Foot pain is a major health problem. A podiatric supplement to the U.S. National Health Interview Survey estimated that around 24% of the population has at least one foot ailment and that older adults experience more problems than younger adults. A recent study called the Framingham Study reported that 19% of men and 29% of women experience foot pain on most days of the month.
Foot pain, left untreated, can lead to more serious and more expensive problems later. Untreated foot pain can lead to joint deformity, infection, arthritis, impaired gait, and even amputation.
Foot pain can occur for a myriad of reasons including tendonitis, plantar fasciitis, diabetes, heel spurs, gout, and arthritis. In this article, we will go in depth on a few of these different causes of foot pain.
Tendonitis – Tendons are thick cords of tissue that connect muscles to bones. Tendonitis is inflammation of the tendon. This can occur in a variety of places on the body but the most common type of tendonitis on the foot is Achilles tendonitis. Tendonitis happens more frequently in people who wear high heels, people with high-arched feet, athletes who change playing surfaces, and in people who have weak or tired calf muscles. The symptoms of tendonitis include pain, swelling, stiffness, redness, warmth, reduced strength and range of motion, and the presence of a Hagland’s deformity, which is a bony formation on the back of the heel.
Plantar fasciitis – The plantar fascia is a fibrous band of connective tissue on the bottom of the foot. It begins at the heel and stretches out to the ball of the foot. The plantar fascia helps maintain the arch of the foot and is essential in foot stability and movement. Plantar fasciitis is inflammation and tears of the plantar fascia. Symptoms of plantar fasciitis include heel pain, foot pain after prolonged rest, foot pain after prolonged activity, and heel tenderness. People who have flat feet or who stand or walk for prolonged periods of time are more likely to develop plantar fasciitis.

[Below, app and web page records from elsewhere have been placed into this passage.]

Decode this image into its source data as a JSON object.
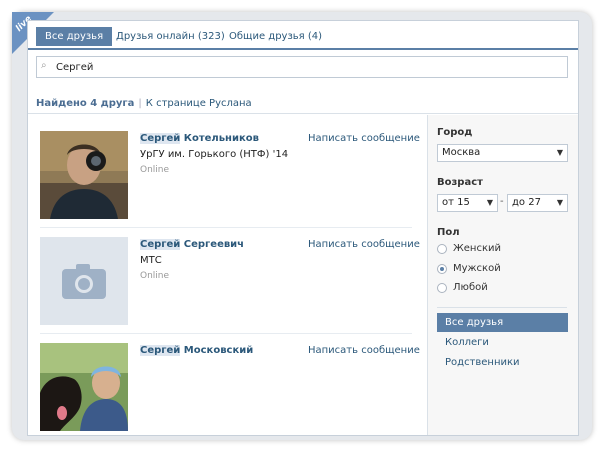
{
  "badge": {
    "text": "live"
  },
  "tabs": [
    {
      "label": "Все друзья"
    },
    {
      "label": "Друзья онлайн (323)"
    },
    {
      "label": "Общие друзья (4)"
    }
  ],
  "search": {
    "value": "Сергей",
    "icon": "search-icon"
  },
  "summary": {
    "count": "Найдено 4 друга",
    "separator": "|",
    "back_link": "К странице Руслана"
  },
  "friends": [
    {
      "first_name": "Сергей",
      "last_name": "Котельников",
      "info": "УрГУ им. Горького (НТФ) '14",
      "status": "Online",
      "action": "Написать сообщение"
    },
    {
      "first_name": "Сергей",
      "last_name": "Сергеевич",
      "info": "МТС",
      "status": "Online",
      "action": "Написать сообщение"
    },
    {
      "first_name": "Сергей",
      "last_name": "Московский",
      "info": "",
      "status": "",
      "action": "Написать сообщение"
    }
  ],
  "filters": {
    "city": {
      "label": "Город",
      "value": "Москва"
    },
    "age": {
      "label": "Возраст",
      "from": "от 15",
      "separator": "-",
      "to": "до 27"
    },
    "sex": {
      "label": "Пол",
      "options": [
        "Женский",
        "Мужской",
        "Любой"
      ],
      "selected": "Мужской"
    },
    "categories": [
      "Все друзья",
      "Коллеги",
      "Родственники"
    ]
  },
  "colors": {
    "accent": "#5b7fa6",
    "link": "#2b587a",
    "badge": "#6b92c2"
  }
}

Sports injury – The high stress placed on the feet during athletic participation can cause imbalances in foot muscles, leading to mechanical dysfunction. This dysfunction can lead to significant pain and poor movement ability. Some common sports injuries affecting the foot include turf toe, bunions, and plantar fasciitis (which was previously covered).
Turf toe is a condition that happens with repetitive hyperextension of the big toe. Turf toe is commonly seen in athletes that wear lightweight, flexible shoes and people who do box jumps or Olympic lifts. Turf toe is characterized by pain and tenderness at the joint of the big toe, pain during pushing off, and pain with movement of the big toe.
Bunions are bony bumps that form on the joint at the base of the big toe. Bunions occur when someone uses their ligaments and bones to support the foot with each step they make instead of using the foot muscles. It also means that when someone pushes off, they use the big toe rather than the ball of their foot. Symptoms of bunions include pain and tenderness on the inside of the big toe and the pain is intensified when wearing pointy, thin shoes.
Heel spur – A heel spur is a bony protrusion caused by calcium deposits on the underside of the heel. Heel spurs are often caused by strains of the foot muscles and ligaments, stretching of the plantar fascia, and repeated tearing of the membrane that covers the heel bone. Athletes who do large amounts of running and jumping, people who wear poorly fitting shoes, and obese people are at an increased risk of developing heel spurs. Heel spurs often cause no symptoms but can be associated with foot pain if inflammation occurs at the place of spur formation. The pain associated with heel spurs has been described as a knife or pin stabbing into the bottom of their feet when they first stand after prolonged periods off their feet.